ABOUT THIS TASK – Nothing but a number should be given: how many lines in the entries below include the string "active".

+++ DATA RECORDS

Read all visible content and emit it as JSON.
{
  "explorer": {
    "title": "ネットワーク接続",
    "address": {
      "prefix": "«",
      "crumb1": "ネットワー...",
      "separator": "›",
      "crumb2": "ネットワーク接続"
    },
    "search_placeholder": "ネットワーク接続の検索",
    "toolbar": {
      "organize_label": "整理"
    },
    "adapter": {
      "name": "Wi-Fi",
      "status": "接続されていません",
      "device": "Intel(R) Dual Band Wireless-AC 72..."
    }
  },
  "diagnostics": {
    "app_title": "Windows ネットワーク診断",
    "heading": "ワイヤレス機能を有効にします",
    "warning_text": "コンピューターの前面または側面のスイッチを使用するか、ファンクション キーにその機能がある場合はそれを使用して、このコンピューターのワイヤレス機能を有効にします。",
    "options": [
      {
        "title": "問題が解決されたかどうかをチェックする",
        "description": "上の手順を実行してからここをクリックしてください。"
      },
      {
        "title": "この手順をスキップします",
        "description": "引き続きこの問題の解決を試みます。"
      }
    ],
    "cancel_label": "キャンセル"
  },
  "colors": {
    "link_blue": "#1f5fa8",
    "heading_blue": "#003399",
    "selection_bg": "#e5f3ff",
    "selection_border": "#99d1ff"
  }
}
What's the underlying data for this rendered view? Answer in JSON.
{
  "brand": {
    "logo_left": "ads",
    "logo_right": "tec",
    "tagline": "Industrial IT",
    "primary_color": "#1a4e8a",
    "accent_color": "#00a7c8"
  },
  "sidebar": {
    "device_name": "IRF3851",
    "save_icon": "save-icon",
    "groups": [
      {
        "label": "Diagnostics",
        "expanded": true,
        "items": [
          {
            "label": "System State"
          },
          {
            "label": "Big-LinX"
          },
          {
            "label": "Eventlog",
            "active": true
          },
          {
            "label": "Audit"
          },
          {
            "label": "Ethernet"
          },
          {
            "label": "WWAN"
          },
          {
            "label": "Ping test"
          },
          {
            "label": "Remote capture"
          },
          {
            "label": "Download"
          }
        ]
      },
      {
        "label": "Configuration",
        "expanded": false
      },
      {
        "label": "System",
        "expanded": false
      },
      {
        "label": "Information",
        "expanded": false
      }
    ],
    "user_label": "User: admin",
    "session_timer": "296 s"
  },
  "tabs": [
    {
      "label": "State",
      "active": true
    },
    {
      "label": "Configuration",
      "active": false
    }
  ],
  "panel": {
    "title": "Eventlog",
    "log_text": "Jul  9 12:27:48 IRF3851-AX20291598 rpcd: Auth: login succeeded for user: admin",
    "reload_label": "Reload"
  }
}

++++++

RESPONSE BELOW – 3